Task directions. Work out how many lines of the listing hold the string "Type". Answer with that number alone.
☆ ☆ ☆ ☆ ☆
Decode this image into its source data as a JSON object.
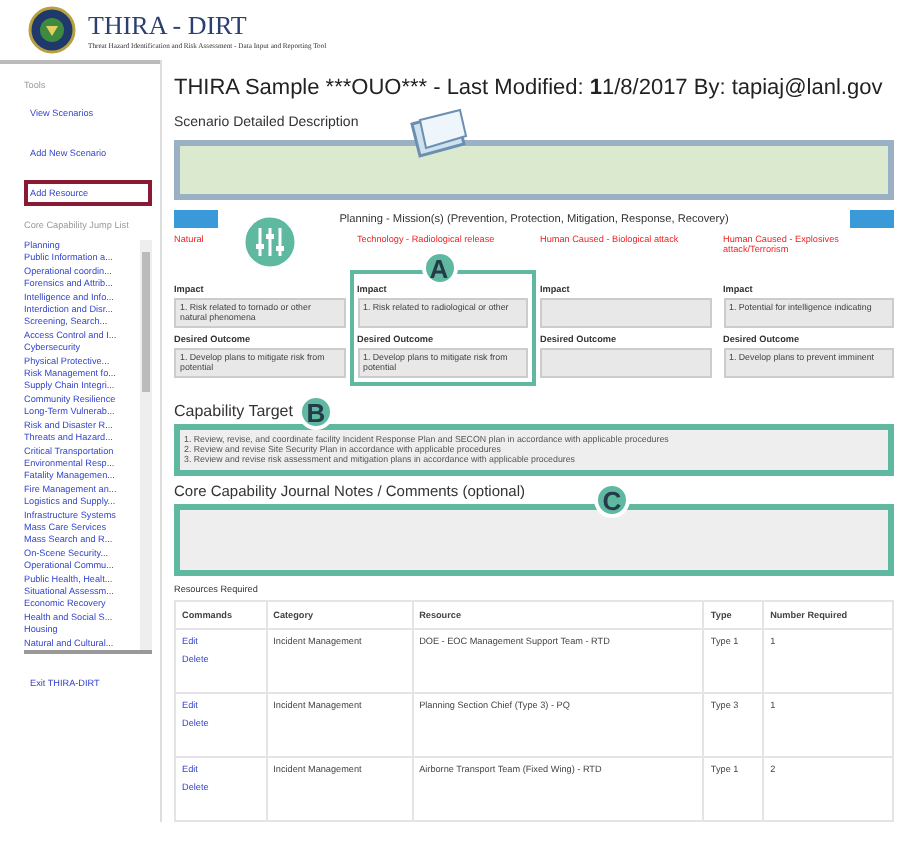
{
  "header": {
    "title": "THIRA - DIRT",
    "subtitle": "Threat Hazard Identification and Risk Assessment - Data Input and Reporting Tool"
  },
  "sidebar": {
    "tools_label": "Tools",
    "tools": [
      {
        "label": "View Scenarios",
        "highlighted": false
      },
      {
        "label": "Add New Scenario",
        "highlighted": false
      },
      {
        "label": "Add Resource",
        "highlighted": true
      }
    ],
    "jump_label": "Core Capability Jump List",
    "jump_list": [
      "Planning",
      "Public Information a...",
      "Operational coordin...",
      "Forensics and Attrib...",
      "Intelligence and Info...",
      "Interdiction and Disr...",
      "Screening, Search...",
      "Access Control and I...",
      "Cybersecurity",
      "Physical Protective...",
      "Risk Management fo...",
      "Supply Chain Integri...",
      "Community Resilience",
      "Long-Term Vulnerab...",
      "Risk and Disaster R...",
      "Threats and Hazard...",
      "Critical Transportation",
      "Environmental Resp...",
      "Fatality Managemen...",
      "Fire Management an...",
      "Logistics and Supply...",
      "Infrastructure Systems",
      "Mass Care Services",
      "Mass Search and R...",
      "On-Scene Security...",
      "Operational Commu...",
      "Public Health, Healt...",
      "Situational Assessm...",
      "Economic Recovery",
      "Health and Social S...",
      "Housing",
      "Natural and Cultural..."
    ],
    "exit": "Exit THIRA-DIRT"
  },
  "title": {
    "prefix": "THIRA Sample ***OUO*** - Last Modified: ",
    "date": "**1**1/8/2017",
    "by": " By: tapiaj@lanl.gov"
  },
  "description": {
    "label": "Scenario Detailed Description"
  },
  "mission": "Planning - Mission(s) (Prevention, Protection, Mitigation, Response, Recovery)",
  "hazards": [
    {
      "name": "Natural",
      "impact_label": "Impact",
      "impact": "1.   Risk related to tornado or other natural phenomena",
      "outcome_label": "Desired Outcome",
      "outcome": "1.   Develop plans to mitigate risk from potential"
    },
    {
      "name": "Technology - Radiological release",
      "impact_label": "Impact",
      "impact": "1.   Risk related to radiological or other",
      "outcome_label": "Desired Outcome",
      "outcome": "1.   Develop plans to mitigate risk from potential",
      "callout": "A"
    },
    {
      "name": "Human Caused - Biological attack",
      "impact_label": "Impact",
      "outcome_label": "Desired Outcome"
    },
    {
      "name": "Human Caused - Explosives attack/Terrorism",
      "impact_label": "Impact",
      "impact": "1.   Potential for intelligence indicating",
      "outcome_label": "Desired Outcome",
      "outcome": "1.   Develop plans to prevent imminent"
    }
  ],
  "capability": {
    "label": "Capability Target",
    "callout": "B",
    "lines": [
      "1. Review, revise, and coordinate facility Incident Response Plan and SECON plan in accordance with applicable procedures",
      "2. Review and revise Site Security Plan in accordance with applicable procedures",
      "3. Review and revise risk assessment and mitigation plans in accordance with applicable procedures"
    ]
  },
  "journal": {
    "label": "Core Capability Journal Notes / Comments (optional)",
    "callout": "C"
  },
  "resources": {
    "label": "Resources Required",
    "columns": [
      "Commands",
      "Category",
      "Resource",
      "Type",
      "Number Required"
    ],
    "rows": [
      {
        "edit": "Edit",
        "delete": "Delete",
        "category": "Incident Management",
        "resource": "DOE - EOC Management Support Team - RTD",
        "type": "Type 1",
        "number": "1"
      },
      {
        "edit": "Edit",
        "delete": "Delete",
        "category": "Incident Management",
        "resource": "Planning Section Chief (Type 3) - PQ",
        "type": "Type 3",
        "number": "1"
      },
      {
        "edit": "Edit",
        "delete": "Delete",
        "category": "Incident Management",
        "resource": "Airborne Transport Team (Fixed Wing) - RTD",
        "type": "Type 1",
        "number": "2"
      }
    ]
  }
}
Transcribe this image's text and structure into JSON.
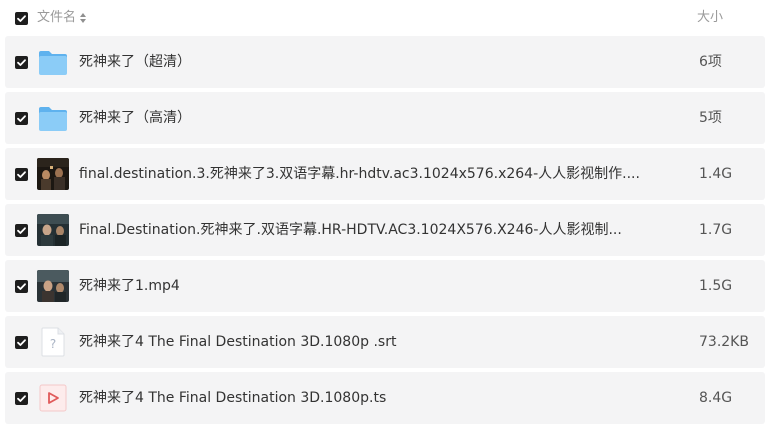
{
  "header": {
    "name_label": "文件名",
    "size_label": "大小"
  },
  "files": [
    {
      "name": "死神来了（超清）",
      "size": "6项",
      "icon": "folder-icon"
    },
    {
      "name": "死神来了（高清）",
      "size": "5项",
      "icon": "folder-icon"
    },
    {
      "name": "final.destination.3.死神来了3.双语字幕.hr-hdtv.ac3.1024x576.x264-人人影视制作....",
      "size": "1.4G",
      "icon": "video-thumbnail"
    },
    {
      "name": "Final.Destination.死神来了.双语字幕.HR-HDTV.AC3.1024X576.X246-人人影视制...",
      "size": "1.7G",
      "icon": "video-thumbnail"
    },
    {
      "name": "死神来了1.mp4",
      "size": "1.5G",
      "icon": "video-thumbnail"
    },
    {
      "name": "死神来了4 The Final Destination 3D.1080p .srt",
      "size": "73.2KB",
      "icon": "unknown-file-icon"
    },
    {
      "name": "死神来了4 The Final Destination 3D.1080p.ts",
      "size": "8.4G",
      "icon": "video-file-icon"
    }
  ],
  "colors": {
    "row_background": "#f4f4f5",
    "checkbox": "#1e1e1e",
    "folder": "#7cc3f5",
    "play_red": "#e05a5a"
  }
}
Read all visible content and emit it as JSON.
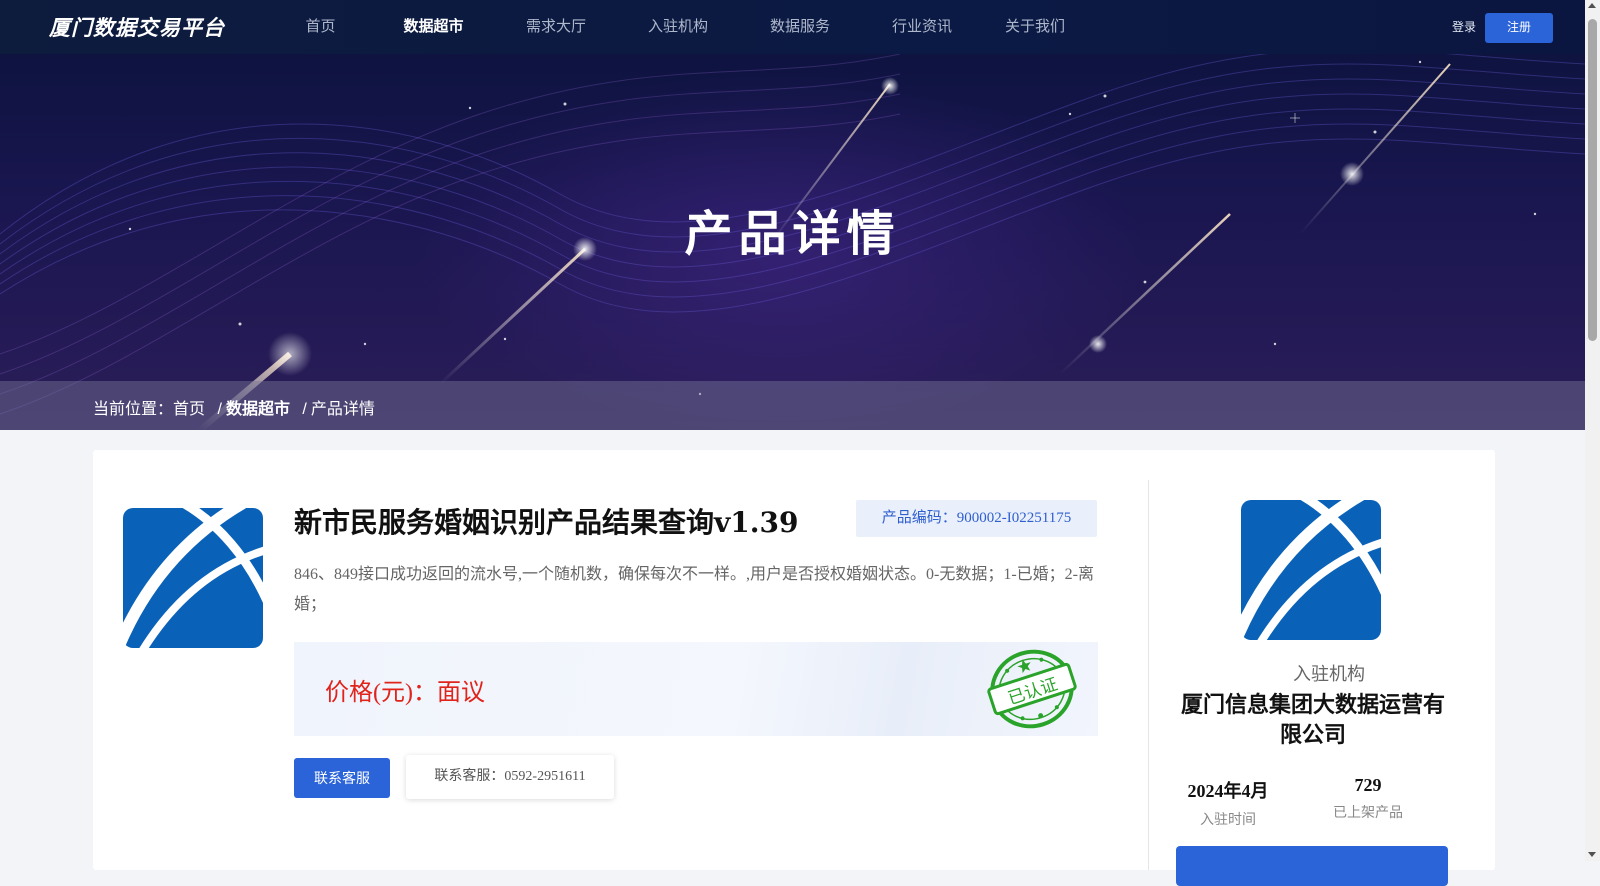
{
  "header": {
    "logo_text": "厦门数据交易平台",
    "nav": [
      {
        "label": "首页"
      },
      {
        "label": "数据超市"
      },
      {
        "label": "需求大厅"
      },
      {
        "label": "入驻机构"
      },
      {
        "label": "数据服务"
      },
      {
        "label": "行业资讯"
      },
      {
        "label": "关于我们"
      }
    ],
    "active_nav": "数据超市",
    "login_label": "登录",
    "register_label": "注册"
  },
  "banner": {
    "title": "产品详情"
  },
  "breadcrumb": {
    "prefix": "当前位置：",
    "items": [
      "首页",
      "数据超市",
      "产品详情"
    ],
    "separator": "/"
  },
  "product": {
    "title": "新市民服务婚姻识别产品结果查询v1.39",
    "code_label": "产品编码：900002-I02251175",
    "description": "846、849接口成功返回的流水号,一个随机数，确保每次不一样。,用户是否授权婚姻状态。0-无数据；1-已婚；2-离婚；",
    "price_label": "价格(元)：面议",
    "stamp_text": "已认证",
    "contact_button": "联系客服",
    "contact_tooltip": "联系客服：0592-2951611"
  },
  "organization": {
    "kicker": "入驻机构",
    "name": "厦门信息集团大数据运营有限公司",
    "stats": [
      {
        "value": "2024年4月",
        "label": "入驻时间"
      },
      {
        "value": "729",
        "label": "已上架产品"
      }
    ]
  },
  "colors": {
    "primary": "#2b63d9",
    "price": "#e0241b",
    "stamp": "#2aa32a",
    "header_bg": "#0d1b3d"
  },
  "icons": {
    "product_logo": "brand-arc-logo",
    "org_logo": "brand-arc-logo",
    "stamp": "certified-stamp"
  }
}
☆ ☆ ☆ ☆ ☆
Result. 5